## Data section

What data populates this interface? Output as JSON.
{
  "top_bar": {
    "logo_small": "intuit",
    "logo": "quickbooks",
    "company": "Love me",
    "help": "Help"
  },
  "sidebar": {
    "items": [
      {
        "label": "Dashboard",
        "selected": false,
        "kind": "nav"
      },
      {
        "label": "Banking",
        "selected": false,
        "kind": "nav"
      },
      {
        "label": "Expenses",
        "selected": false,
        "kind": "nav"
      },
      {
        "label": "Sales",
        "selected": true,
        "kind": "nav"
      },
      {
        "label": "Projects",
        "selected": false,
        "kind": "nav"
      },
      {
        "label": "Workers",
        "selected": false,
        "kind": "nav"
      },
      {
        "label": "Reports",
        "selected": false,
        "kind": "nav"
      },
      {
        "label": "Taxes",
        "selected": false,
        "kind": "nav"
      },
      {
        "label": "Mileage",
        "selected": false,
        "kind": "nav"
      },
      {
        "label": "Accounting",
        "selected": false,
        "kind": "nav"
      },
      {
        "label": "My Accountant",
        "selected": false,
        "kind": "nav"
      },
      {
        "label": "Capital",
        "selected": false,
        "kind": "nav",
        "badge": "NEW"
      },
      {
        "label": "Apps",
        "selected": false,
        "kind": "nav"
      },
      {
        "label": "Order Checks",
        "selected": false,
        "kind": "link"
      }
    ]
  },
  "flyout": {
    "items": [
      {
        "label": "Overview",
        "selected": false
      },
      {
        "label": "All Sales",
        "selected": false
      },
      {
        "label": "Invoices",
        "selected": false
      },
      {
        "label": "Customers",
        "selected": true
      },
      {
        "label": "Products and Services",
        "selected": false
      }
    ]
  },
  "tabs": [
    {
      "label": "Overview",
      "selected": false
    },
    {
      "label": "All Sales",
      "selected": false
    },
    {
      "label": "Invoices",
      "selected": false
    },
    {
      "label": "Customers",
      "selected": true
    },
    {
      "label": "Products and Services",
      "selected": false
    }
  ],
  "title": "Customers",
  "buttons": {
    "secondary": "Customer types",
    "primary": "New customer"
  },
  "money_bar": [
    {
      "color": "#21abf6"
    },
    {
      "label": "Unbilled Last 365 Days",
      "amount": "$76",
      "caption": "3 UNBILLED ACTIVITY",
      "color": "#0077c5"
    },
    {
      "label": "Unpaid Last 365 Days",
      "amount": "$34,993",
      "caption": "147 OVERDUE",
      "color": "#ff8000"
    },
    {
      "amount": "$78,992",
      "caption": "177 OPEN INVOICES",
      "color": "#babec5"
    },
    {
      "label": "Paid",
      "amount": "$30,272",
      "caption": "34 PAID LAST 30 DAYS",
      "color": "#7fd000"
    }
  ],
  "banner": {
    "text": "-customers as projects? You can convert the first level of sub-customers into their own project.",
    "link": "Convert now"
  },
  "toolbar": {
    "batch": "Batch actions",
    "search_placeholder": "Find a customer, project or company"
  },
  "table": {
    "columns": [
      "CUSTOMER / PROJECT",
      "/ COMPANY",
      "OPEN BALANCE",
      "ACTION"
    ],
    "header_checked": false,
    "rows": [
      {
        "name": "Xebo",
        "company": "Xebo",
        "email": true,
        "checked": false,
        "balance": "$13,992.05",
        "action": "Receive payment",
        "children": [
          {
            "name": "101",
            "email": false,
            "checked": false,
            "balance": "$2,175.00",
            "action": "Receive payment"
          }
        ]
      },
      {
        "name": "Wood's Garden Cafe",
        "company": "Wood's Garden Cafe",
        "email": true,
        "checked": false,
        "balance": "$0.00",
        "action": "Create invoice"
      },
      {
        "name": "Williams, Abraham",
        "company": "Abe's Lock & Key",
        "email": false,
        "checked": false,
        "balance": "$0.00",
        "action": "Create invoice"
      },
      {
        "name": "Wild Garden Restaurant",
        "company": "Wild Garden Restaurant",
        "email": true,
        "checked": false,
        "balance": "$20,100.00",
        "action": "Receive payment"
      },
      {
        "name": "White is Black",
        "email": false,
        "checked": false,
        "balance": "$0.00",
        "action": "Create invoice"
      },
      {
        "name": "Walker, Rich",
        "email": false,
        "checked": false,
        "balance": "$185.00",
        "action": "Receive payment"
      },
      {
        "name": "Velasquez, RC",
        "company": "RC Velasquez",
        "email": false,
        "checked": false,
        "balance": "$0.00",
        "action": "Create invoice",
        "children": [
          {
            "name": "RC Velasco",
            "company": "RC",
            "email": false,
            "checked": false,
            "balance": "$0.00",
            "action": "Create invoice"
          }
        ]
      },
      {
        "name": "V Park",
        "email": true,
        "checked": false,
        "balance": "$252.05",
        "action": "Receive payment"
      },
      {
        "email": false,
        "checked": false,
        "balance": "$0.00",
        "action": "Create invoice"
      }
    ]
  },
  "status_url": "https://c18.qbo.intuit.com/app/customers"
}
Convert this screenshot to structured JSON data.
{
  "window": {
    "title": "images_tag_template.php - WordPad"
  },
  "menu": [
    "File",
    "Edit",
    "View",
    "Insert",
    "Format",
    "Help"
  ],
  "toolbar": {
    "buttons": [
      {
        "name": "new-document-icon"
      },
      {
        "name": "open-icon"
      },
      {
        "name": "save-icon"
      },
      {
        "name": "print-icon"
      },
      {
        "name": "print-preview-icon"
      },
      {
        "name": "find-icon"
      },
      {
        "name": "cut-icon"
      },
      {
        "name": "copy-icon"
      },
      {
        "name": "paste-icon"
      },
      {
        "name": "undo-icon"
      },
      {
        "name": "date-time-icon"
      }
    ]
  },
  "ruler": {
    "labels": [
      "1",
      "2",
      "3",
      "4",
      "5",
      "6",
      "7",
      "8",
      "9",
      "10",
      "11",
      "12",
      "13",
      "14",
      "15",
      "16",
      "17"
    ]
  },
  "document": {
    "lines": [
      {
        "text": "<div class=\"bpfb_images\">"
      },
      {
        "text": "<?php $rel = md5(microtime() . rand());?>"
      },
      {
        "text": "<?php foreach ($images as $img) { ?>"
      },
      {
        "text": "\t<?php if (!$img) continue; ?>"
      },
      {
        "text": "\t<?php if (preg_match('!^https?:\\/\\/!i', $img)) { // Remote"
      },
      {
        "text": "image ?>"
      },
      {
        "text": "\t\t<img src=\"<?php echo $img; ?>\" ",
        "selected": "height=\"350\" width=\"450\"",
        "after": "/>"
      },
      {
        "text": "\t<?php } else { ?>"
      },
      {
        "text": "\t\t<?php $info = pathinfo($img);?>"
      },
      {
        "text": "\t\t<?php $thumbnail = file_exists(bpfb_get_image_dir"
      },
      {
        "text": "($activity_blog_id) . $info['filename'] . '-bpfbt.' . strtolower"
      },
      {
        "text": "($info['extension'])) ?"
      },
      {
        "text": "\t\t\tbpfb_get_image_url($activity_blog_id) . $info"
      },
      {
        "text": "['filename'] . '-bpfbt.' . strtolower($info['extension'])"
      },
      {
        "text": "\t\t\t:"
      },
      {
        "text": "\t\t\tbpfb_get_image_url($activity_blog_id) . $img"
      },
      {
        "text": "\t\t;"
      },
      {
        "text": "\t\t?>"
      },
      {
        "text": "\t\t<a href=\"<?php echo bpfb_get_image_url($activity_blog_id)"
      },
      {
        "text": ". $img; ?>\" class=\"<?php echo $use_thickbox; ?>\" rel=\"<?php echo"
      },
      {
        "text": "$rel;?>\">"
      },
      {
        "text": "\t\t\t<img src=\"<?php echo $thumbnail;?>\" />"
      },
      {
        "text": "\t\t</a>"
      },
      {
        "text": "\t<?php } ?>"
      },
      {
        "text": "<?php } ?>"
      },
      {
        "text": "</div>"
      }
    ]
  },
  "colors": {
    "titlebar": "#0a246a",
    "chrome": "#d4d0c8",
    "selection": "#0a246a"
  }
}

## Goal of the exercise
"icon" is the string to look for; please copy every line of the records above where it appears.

## Exercise response
        "name": "new-document-icon"
        "name": "open-icon"
        "name": "save-icon"
        "name": "print-icon"
        "name": "print-preview-icon"
        "name": "find-icon"
        "name": "cut-icon"
        "name": "copy-icon"
        "name": "paste-icon"
        "name": "undo-icon"
        "name": "date-time-icon"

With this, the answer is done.